Thyroidectomy: It is the most common type of surgery that involves the removal of the thyroid gland. Surgeons may opt for a total or a partial thyroidectomy, depending on the spread of the disease.
Lobectomy: This surgical procedure involves the removal of one lobe of the thyroid gland and is typically used for small, localized tumors.
Lymph node dissection: In this procedure, surgeons remove the affected lymph nodes in the neck to prevent the spread of cancer.
Surgery is generally performed under general anesthesia, and the recovery period can vary depending on the type of surgery performed.
Oncologists recommend radioactive iodine primarily for individuals who have had their entire thyroid gland removed. It is typically the case for intermediate or high-risk papillary or follicular cancer. RAI is a form of targeted radiation therapy that involves the use of radioactive iodine to destroy any remaining cancerous cells after surgery.

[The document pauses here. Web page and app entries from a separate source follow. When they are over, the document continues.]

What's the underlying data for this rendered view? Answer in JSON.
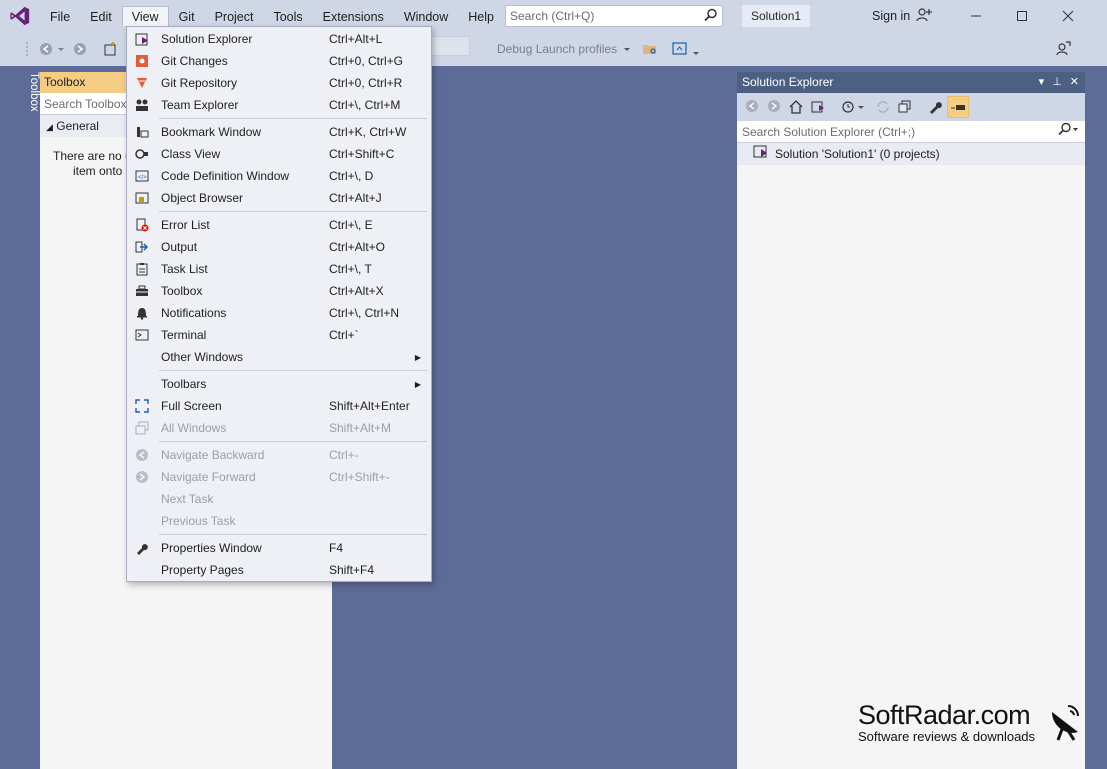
{
  "menubar": {
    "items": [
      "File",
      "Edit",
      "View",
      "Git",
      "Project",
      "Tools",
      "Extensions",
      "Window",
      "Help"
    ],
    "active": "View"
  },
  "search": {
    "placeholder": "Search (Ctrl+Q)"
  },
  "solution_name": "Solution1",
  "signin_label": "Sign in",
  "toolbar": {
    "debug_profiles": "Debug Launch profiles"
  },
  "side_tab": "Toolbox",
  "toolbox": {
    "title": "Toolbox",
    "search_placeholder": "Search Toolbox",
    "group": "General",
    "empty_line1": "There are no u",
    "empty_line2": "item onto"
  },
  "solution_explorer": {
    "title": "Solution Explorer",
    "search_placeholder": "Search Solution Explorer (Ctrl+;)",
    "solution_row": "Solution 'Solution1' (0 projects)"
  },
  "view_menu": {
    "items": [
      {
        "label": "Solution Explorer",
        "shortcut": "Ctrl+Alt+L",
        "icon": "solution-explorer-icon"
      },
      {
        "label": "Git Changes",
        "shortcut": "Ctrl+0, Ctrl+G",
        "icon": "git-changes-icon"
      },
      {
        "label": "Git Repository",
        "shortcut": "Ctrl+0, Ctrl+R",
        "icon": "git-repository-icon"
      },
      {
        "label": "Team Explorer",
        "shortcut": "Ctrl+\\, Ctrl+M",
        "icon": "team-explorer-icon"
      },
      {
        "label": "Bookmark Window",
        "shortcut": "Ctrl+K, Ctrl+W",
        "icon": "bookmark-icon"
      },
      {
        "label": "Class View",
        "shortcut": "Ctrl+Shift+C",
        "icon": "class-view-icon"
      },
      {
        "label": "Code Definition Window",
        "shortcut": "Ctrl+\\, D",
        "icon": "code-definition-icon"
      },
      {
        "label": "Object Browser",
        "shortcut": "Ctrl+Alt+J",
        "icon": "object-browser-icon"
      },
      {
        "label": "Error List",
        "shortcut": "Ctrl+\\, E",
        "icon": "error-list-icon"
      },
      {
        "label": "Output",
        "shortcut": "Ctrl+Alt+O",
        "icon": "output-icon"
      },
      {
        "label": "Task List",
        "shortcut": "Ctrl+\\, T",
        "icon": "task-list-icon"
      },
      {
        "label": "Toolbox",
        "shortcut": "Ctrl+Alt+X",
        "icon": "toolbox-icon"
      },
      {
        "label": "Notifications",
        "shortcut": "Ctrl+\\, Ctrl+N",
        "icon": "bell-icon"
      },
      {
        "label": "Terminal",
        "shortcut": "Ctrl+`",
        "icon": "terminal-icon"
      },
      {
        "label": "Other Windows",
        "shortcut": "",
        "icon": "",
        "submenu": true
      },
      {
        "label": "Toolbars",
        "shortcut": "",
        "icon": "",
        "submenu": true
      },
      {
        "label": "Full Screen",
        "shortcut": "Shift+Alt+Enter",
        "icon": "full-screen-icon"
      },
      {
        "label": "All Windows",
        "shortcut": "Shift+Alt+M",
        "icon": "all-windows-icon",
        "disabled": true
      },
      {
        "label": "Navigate Backward",
        "shortcut": "Ctrl+-",
        "icon": "back-icon",
        "disabled": true
      },
      {
        "label": "Navigate Forward",
        "shortcut": "Ctrl+Shift+-",
        "icon": "forward-icon",
        "disabled": true
      },
      {
        "label": "Next Task",
        "shortcut": "",
        "icon": "",
        "disabled": true
      },
      {
        "label": "Previous Task",
        "shortcut": "",
        "icon": "",
        "disabled": true
      },
      {
        "label": "Properties Window",
        "shortcut": "F4",
        "icon": "wrench-icon"
      },
      {
        "label": "Property Pages",
        "shortcut": "Shift+F4",
        "icon": ""
      }
    ]
  },
  "watermark": {
    "brand": "SoftRadar.com",
    "tagline": "Software reviews & downloads"
  },
  "colors": {
    "accent_purple": "#68217a",
    "chrome": "#cfd6e5",
    "workspace": "#5d6b99",
    "panel_header": "#4d6082",
    "toolbox_header": "#f5cc84"
  }
}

This thyroid cancer treatment procedure may produce side effects such as nausea, dry mouth, or a metallic taste in the mouth. However, these symptoms are usually temporary and go away within a few days.

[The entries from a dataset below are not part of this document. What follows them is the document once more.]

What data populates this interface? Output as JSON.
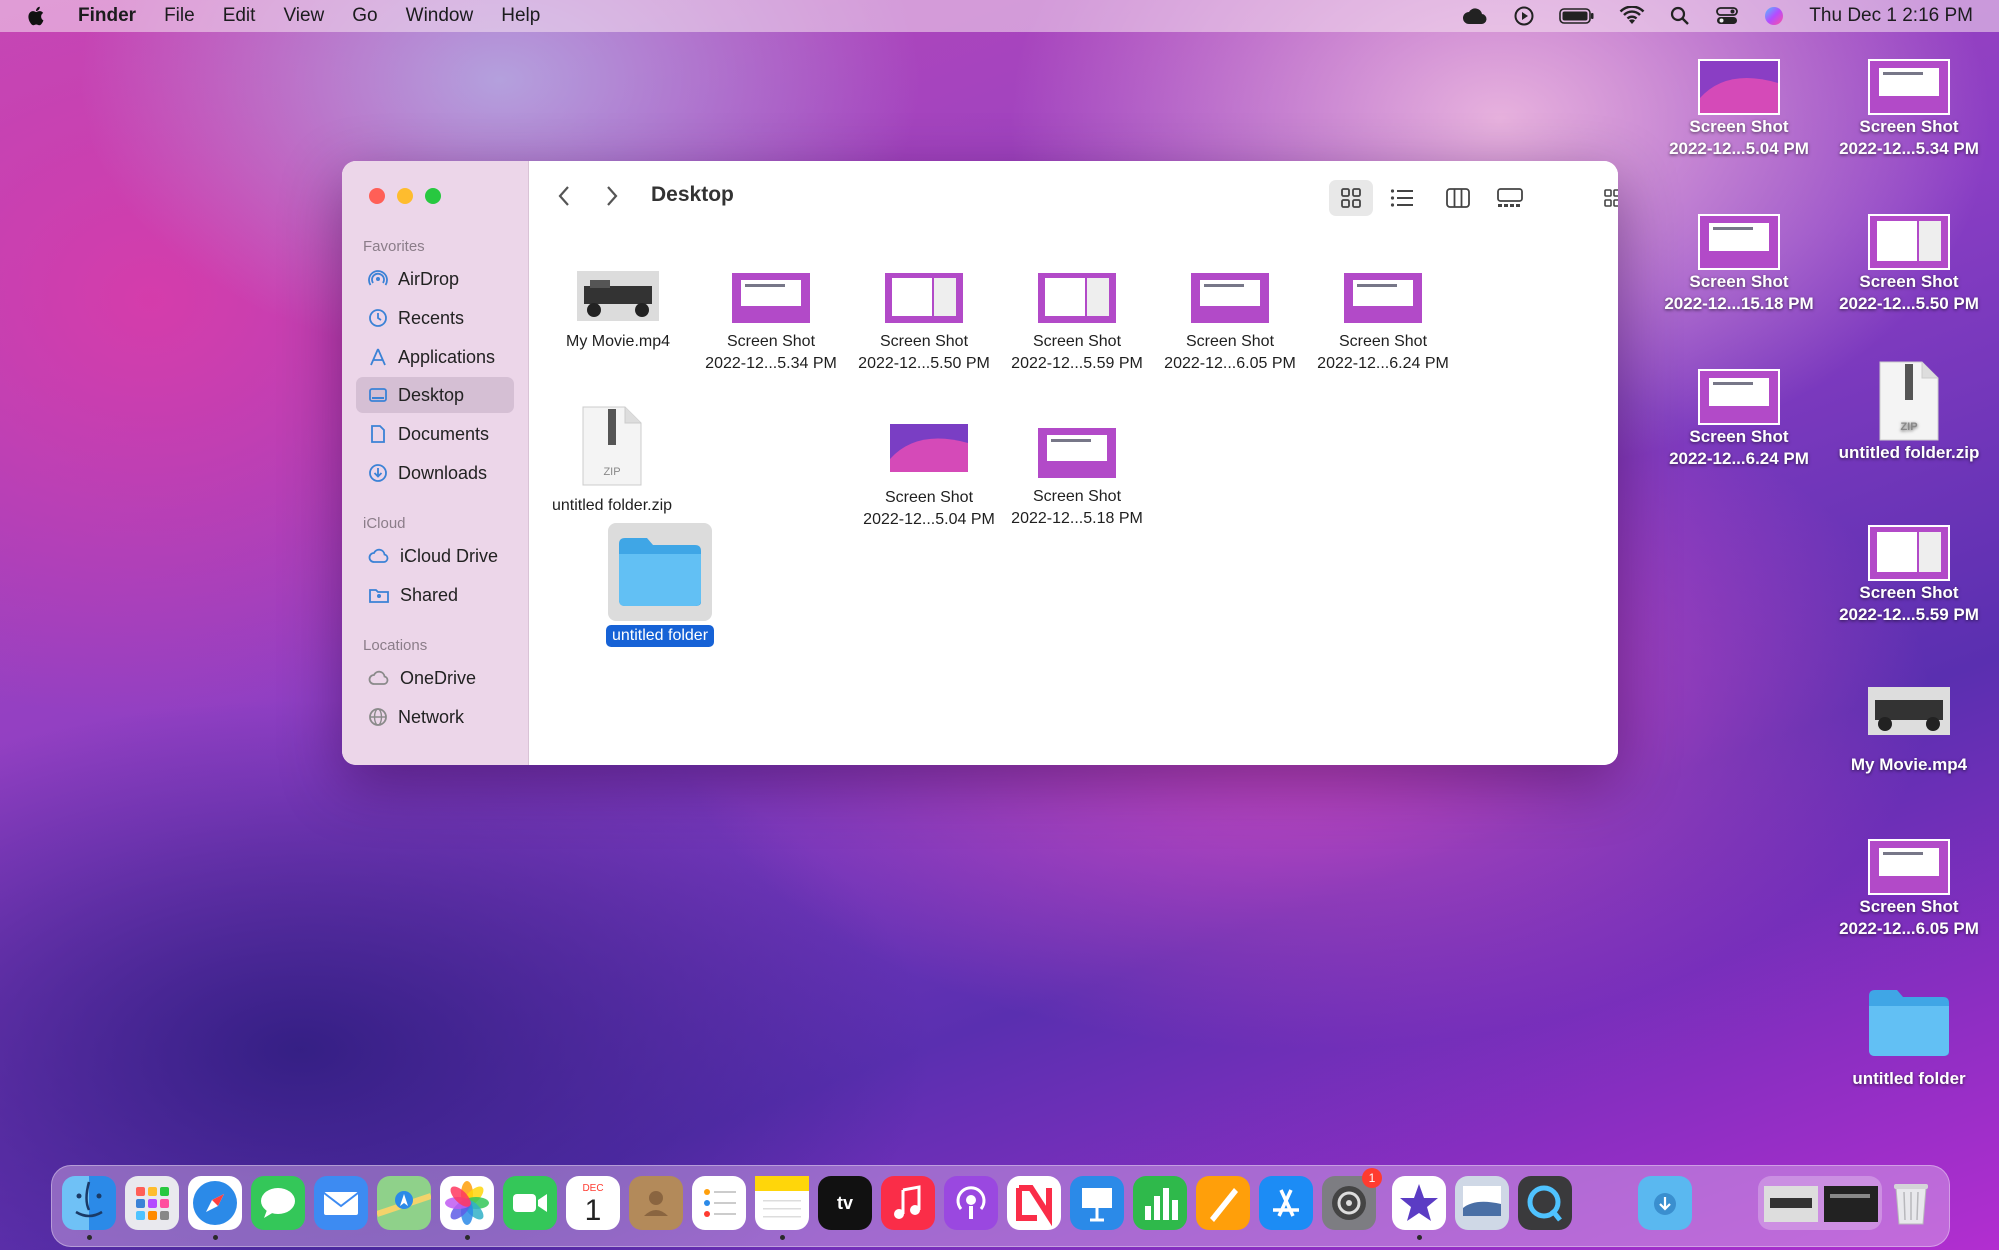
{
  "menubar": {
    "app": "Finder",
    "items": [
      "File",
      "Edit",
      "View",
      "Go",
      "Window",
      "Help"
    ],
    "clock": "Thu Dec 1  2:16 PM"
  },
  "finder": {
    "title": "Desktop",
    "sidebar": {
      "favorites_header": "Favorites",
      "favorites": [
        {
          "label": "AirDrop",
          "icon": "airdrop-icon"
        },
        {
          "label": "Recents",
          "icon": "clock-icon"
        },
        {
          "label": "Applications",
          "icon": "applications-icon"
        },
        {
          "label": "Desktop",
          "icon": "desktop-icon",
          "selected": true
        },
        {
          "label": "Documents",
          "icon": "document-icon"
        },
        {
          "label": "Downloads",
          "icon": "download-icon"
        }
      ],
      "icloud_header": "iCloud",
      "icloud": [
        {
          "label": "iCloud Drive",
          "icon": "cloud-icon"
        },
        {
          "label": "Shared",
          "icon": "shared-folder-icon"
        }
      ],
      "locations_header": "Locations",
      "locations": [
        {
          "label": "OneDrive",
          "icon": "cloud-icon"
        },
        {
          "label": "Network",
          "icon": "globe-icon"
        }
      ]
    },
    "files": [
      {
        "line1": "My Movie.mp4",
        "line2": "",
        "kind": "movie"
      },
      {
        "line1": "Screen Shot",
        "line2": "2022-12...5.34 PM",
        "kind": "screenshot"
      },
      {
        "line1": "Screen Shot",
        "line2": "2022-12...5.50 PM",
        "kind": "screenshot"
      },
      {
        "line1": "Screen Shot",
        "line2": "2022-12...5.59 PM",
        "kind": "screenshot"
      },
      {
        "line1": "Screen Shot",
        "line2": "2022-12...6.05 PM",
        "kind": "screenshot"
      },
      {
        "line1": "Screen Shot",
        "line2": "2022-12...6.24 PM",
        "kind": "screenshot"
      },
      {
        "line1": "untitled folder.zip",
        "line2": "",
        "kind": "zip"
      },
      {
        "line1": "Screen Shot",
        "line2": "2022-12...5.04 PM",
        "kind": "wallpaper"
      },
      {
        "line1": "Screen Shot",
        "line2": "2022-12...5.18 PM",
        "kind": "screenshot"
      },
      {
        "line1": "untitled folder",
        "line2": "",
        "kind": "folder",
        "selected": true
      }
    ],
    "zip_badge": "ZIP"
  },
  "desktop": {
    "icons": [
      {
        "line1": "Screen Shot",
        "line2": "2022-12...5.04 PM"
      },
      {
        "line1": "Screen Shot",
        "line2": "2022-12...5.34 PM"
      },
      {
        "line1": "Screen Shot",
        "line2": "2022-12...15.18 PM"
      },
      {
        "line1": "Screen Shot",
        "line2": "2022-12...5.50 PM"
      },
      {
        "line1": "Screen Shot",
        "line2": "2022-12...6.24 PM"
      },
      {
        "line1": "untitled folder.zip",
        "line2": ""
      },
      {
        "line1": "Screen Shot",
        "line2": "2022-12...5.59 PM"
      },
      {
        "line1": "My Movie.mp4",
        "line2": ""
      },
      {
        "line1": "Screen Shot",
        "line2": "2022-12...6.05 PM"
      },
      {
        "line1": "untitled folder",
        "line2": ""
      }
    ]
  },
  "dock": {
    "calendar_month": "DEC",
    "calendar_day": "1",
    "tv_label": "tv",
    "settings_badge": "1"
  },
  "colors": {
    "selection": "#1662d6",
    "folder": "#5ab8f0",
    "close": "#ff5f57",
    "minimize": "#febc2e",
    "zoom": "#28c840"
  }
}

Once the entire thyroid gland is removed, the body can’t produce the thyroid hormones required to regulate metabolism. This treatment option uses synthetic thyroid hormones to replace the hormones that the thyroid gland would normally produce. Hormone therapy is also usually used after thyroidectomy, which is mainly done for papillary or follicular cancer.
Additionally, hormone therapy helps maintain thyroid hormone levels in the body and reduces the risk of recurrence. Oncologists may also suggest regular blood tests to monitor TSH levels and adjust the dosage accordingly.
Oncologists often recommend radiation therapy after surgery to kill any remaining cancerous cells which they couldn’t remove during surgery. They may also use it to shrink a tumor before surgery or to relieve symptoms such as swallowing issues.
In the case of thyroid cancer, radiation oncologists usually recommend external beam radiotherapy where they use a machine to deliver high-energy radiation to the affected area. It is typically used for individuals suffering from anaplastic or medullary thyroid cancer, or whose cancer has metastasized extensively.
This traditional treatment procedure is not a commonly used treatment option for thyroid cancer because the cancerous cells are generally not very responsive to it. Oncologists prescribe chemotherapy for individuals suffering from advanced or aggressive forms of thyroid cancer. They recommend it in combination with other thyroid cancer treatments for those suffering from anaplastic or medullary thyroid cancer, or whose cancer has metastasized and spread to other parts of the body.
Chemotherapy drugs can cause several mild or severe side effects, including nausea, hair loss, fatigue, and increase the risk of infection as well.
It involves the use of drugs to target specific molecules that helps in the growth and spread of cancerous cells. Healthcare providers typically use it for individuals with advanced or recurrent thyroid cancer who have not responded to other treatments.
Tyrosine kinase inhibitors (TKIs) are the most used targeted therapy that help block the activity of certain enzymes that promote the growth and spread of cancer cells.
Thyroid cancer can be a challenging diagnosis to face, but with proper treatment and follow-up care, it is possible to lead a healthy and fulfilling life. Individuals should not miss or delay any follow-up check-ups to ensure that the cancer has not recurred. It will also help the healthcare team to monitor any potential long-term side effects of treatment. Seek support from loved ones, join support groups, stay engaged in self-care activities, and consult a professional to help manage the emotional impact of thyroid cancer.
For any queries about thyroid cancer and its treatment options, contact Advanced Cancer Treatment Centers, one of the best cancer centers in Florida, providing personalized cancer treatment plans.